*** Block opens ***

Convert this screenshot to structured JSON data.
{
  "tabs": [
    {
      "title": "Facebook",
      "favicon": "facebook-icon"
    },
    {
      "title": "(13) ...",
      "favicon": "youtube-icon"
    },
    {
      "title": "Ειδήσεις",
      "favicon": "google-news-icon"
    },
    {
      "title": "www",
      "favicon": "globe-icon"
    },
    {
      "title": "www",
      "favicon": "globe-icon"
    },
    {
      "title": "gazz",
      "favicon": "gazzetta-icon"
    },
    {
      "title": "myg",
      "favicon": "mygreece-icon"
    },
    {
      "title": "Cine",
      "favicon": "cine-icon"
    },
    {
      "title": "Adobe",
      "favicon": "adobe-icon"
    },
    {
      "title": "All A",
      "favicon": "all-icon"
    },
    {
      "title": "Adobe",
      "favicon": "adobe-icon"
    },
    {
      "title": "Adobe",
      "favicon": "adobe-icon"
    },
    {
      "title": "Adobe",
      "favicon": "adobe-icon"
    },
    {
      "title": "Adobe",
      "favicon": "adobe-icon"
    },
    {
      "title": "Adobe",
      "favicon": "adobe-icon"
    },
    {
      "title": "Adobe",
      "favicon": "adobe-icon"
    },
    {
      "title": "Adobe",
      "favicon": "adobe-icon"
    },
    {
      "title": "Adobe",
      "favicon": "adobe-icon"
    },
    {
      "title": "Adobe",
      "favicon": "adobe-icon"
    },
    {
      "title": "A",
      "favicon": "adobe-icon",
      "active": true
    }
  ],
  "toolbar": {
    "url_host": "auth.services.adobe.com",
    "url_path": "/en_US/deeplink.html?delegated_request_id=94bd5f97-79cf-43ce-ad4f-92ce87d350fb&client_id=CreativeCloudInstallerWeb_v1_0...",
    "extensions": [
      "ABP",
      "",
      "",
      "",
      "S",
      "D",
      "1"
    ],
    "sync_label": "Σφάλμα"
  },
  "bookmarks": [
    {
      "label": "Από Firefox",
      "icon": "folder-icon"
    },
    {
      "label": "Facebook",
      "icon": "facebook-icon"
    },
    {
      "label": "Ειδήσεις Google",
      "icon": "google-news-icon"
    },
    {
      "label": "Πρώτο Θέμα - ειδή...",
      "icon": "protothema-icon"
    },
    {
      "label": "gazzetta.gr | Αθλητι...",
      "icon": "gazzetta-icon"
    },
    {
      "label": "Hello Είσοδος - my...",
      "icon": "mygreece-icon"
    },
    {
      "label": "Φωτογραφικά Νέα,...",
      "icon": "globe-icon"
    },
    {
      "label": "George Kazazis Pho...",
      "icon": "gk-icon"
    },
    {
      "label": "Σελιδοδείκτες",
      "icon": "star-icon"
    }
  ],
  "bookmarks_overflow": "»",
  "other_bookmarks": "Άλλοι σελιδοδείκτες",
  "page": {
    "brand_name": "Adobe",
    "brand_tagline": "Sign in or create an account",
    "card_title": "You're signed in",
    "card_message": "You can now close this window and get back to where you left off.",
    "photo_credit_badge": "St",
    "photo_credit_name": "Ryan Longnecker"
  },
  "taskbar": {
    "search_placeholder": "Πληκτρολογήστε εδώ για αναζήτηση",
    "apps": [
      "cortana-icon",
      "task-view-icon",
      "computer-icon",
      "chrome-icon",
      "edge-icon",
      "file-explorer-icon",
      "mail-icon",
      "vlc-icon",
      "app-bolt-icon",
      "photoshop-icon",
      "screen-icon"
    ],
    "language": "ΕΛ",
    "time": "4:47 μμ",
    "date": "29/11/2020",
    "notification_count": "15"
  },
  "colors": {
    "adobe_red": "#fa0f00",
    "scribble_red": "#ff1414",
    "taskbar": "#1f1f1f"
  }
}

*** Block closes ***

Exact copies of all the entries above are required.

Convert this screenshot to structured JSON data.
{
  "tabs": [
    {
      "title": "Facebook",
      "favicon": "facebook-icon"
    },
    {
      "title": "(13) ...",
      "favicon": "youtube-icon"
    },
    {
      "title": "Ειδήσεις",
      "favicon": "google-news-icon"
    },
    {
      "title": "www",
      "favicon": "globe-icon"
    },
    {
      "title": "www",
      "favicon": "globe-icon"
    },
    {
      "title": "gazz",
      "favicon": "gazzetta-icon"
    },
    {
      "title": "myg",
      "favicon": "mygreece-icon"
    },
    {
      "title": "Cine",
      "favicon": "cine-icon"
    },
    {
      "title": "Adobe",
      "favicon": "adobe-icon"
    },
    {
      "title": "All A",
      "favicon": "all-icon"
    },
    {
      "title": "Adobe",
      "favicon": "adobe-icon"
    },
    {
      "title": "Adobe",
      "favicon": "adobe-icon"
    },
    {
      "title": "Adobe",
      "favicon": "adobe-icon"
    },
    {
      "title": "Adobe",
      "favicon": "adobe-icon"
    },
    {
      "title": "Adobe",
      "favicon": "adobe-icon"
    },
    {
      "title": "Adobe",
      "favicon": "adobe-icon"
    },
    {
      "title": "Adobe",
      "favicon": "adobe-icon"
    },
    {
      "title": "Adobe",
      "favicon": "adobe-icon"
    },
    {
      "title": "Adobe",
      "favicon": "adobe-icon"
    },
    {
      "title": "A",
      "favicon": "adobe-icon",
      "active": true
    }
  ],
  "toolbar": {
    "url_host": "auth.services.adobe.com",
    "url_path": "/en_US/deeplink.html?delegated_request_id=94bd5f97-79cf-43ce-ad4f-92ce87d350fb&client_id=CreativeCloudInstallerWeb_v1_0...",
    "extensions": [
      "ABP",
      "",
      "",
      "",
      "S",
      "D",
      "1"
    ],
    "sync_label": "Σφάλμα"
  },
  "bookmarks": [
    {
      "label": "Από Firefox",
      "icon": "folder-icon"
    },
    {
      "label": "Facebook",
      "icon": "facebook-icon"
    },
    {
      "label": "Ειδήσεις Google",
      "icon": "google-news-icon"
    },
    {
      "label": "Πρώτο Θέμα - ειδή...",
      "icon": "protothema-icon"
    },
    {
      "label": "gazzetta.gr | Αθλητι...",
      "icon": "gazzetta-icon"
    },
    {
      "label": "Hello Είσοδος - my...",
      "icon": "mygreece-icon"
    },
    {
      "label": "Φωτογραφικά Νέα,...",
      "icon": "globe-icon"
    },
    {
      "label": "George Kazazis Pho...",
      "icon": "gk-icon"
    },
    {
      "label": "Σελιδοδείκτες",
      "icon": "star-icon"
    }
  ],
  "bookmarks_overflow": "»",
  "other_bookmarks": "Άλλοι σελιδοδείκτες",
  "page": {
    "brand_name": "Adobe",
    "brand_tagline": "Sign in or create an account",
    "card_title": "You're signed in",
    "card_message": "You can now close this window and get back to where you left off.",
    "photo_credit_badge": "St",
    "photo_credit_name": "Ryan Longnecker"
  },
  "taskbar": {
    "search_placeholder": "Πληκτρολογήστε εδώ για αναζήτηση",
    "apps": [
      "cortana-icon",
      "task-view-icon",
      "computer-icon",
      "chrome-icon",
      "edge-icon",
      "file-explorer-icon",
      "mail-icon",
      "vlc-icon",
      "app-bolt-icon",
      "photoshop-icon",
      "screen-icon"
    ],
    "language": "ΕΛ",
    "time": "4:47 μμ",
    "date": "29/11/2020",
    "notification_count": "15"
  },
  "colors": {
    "adobe_red": "#fa0f00",
    "scribble_red": "#ff1414",
    "taskbar": "#1f1f1f"
  }
}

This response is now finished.